→ **Prompt**
In the data below, find every line that has the string "Case", and copy it.

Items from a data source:
====================

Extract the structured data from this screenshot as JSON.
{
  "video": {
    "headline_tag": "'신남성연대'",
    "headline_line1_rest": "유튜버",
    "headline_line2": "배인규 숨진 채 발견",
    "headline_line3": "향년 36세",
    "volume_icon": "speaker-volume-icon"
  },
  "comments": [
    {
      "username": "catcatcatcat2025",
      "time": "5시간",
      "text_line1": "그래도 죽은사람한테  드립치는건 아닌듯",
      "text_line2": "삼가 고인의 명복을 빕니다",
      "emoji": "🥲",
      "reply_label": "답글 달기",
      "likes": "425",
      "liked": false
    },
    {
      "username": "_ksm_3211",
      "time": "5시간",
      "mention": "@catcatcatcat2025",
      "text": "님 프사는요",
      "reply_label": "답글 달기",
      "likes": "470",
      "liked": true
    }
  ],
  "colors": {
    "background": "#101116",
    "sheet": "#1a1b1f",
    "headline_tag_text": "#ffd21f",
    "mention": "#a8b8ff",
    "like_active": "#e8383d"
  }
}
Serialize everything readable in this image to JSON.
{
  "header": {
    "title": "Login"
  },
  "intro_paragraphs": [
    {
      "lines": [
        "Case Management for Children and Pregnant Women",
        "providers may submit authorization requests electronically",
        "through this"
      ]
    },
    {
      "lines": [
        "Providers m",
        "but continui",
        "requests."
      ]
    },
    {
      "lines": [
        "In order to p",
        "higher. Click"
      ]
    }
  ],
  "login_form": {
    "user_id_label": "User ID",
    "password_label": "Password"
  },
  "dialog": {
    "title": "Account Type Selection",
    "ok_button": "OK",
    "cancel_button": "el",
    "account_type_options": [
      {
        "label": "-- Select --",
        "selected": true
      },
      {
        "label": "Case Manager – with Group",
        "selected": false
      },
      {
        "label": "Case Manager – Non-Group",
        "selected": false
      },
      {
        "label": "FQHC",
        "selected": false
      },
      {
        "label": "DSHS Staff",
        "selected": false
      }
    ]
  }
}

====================

→ **Reply**
        "Case Management for Children and Pregnant Women",
        "label": "Case Manager – with Group",
        "label": "Case Manager – Non-Group",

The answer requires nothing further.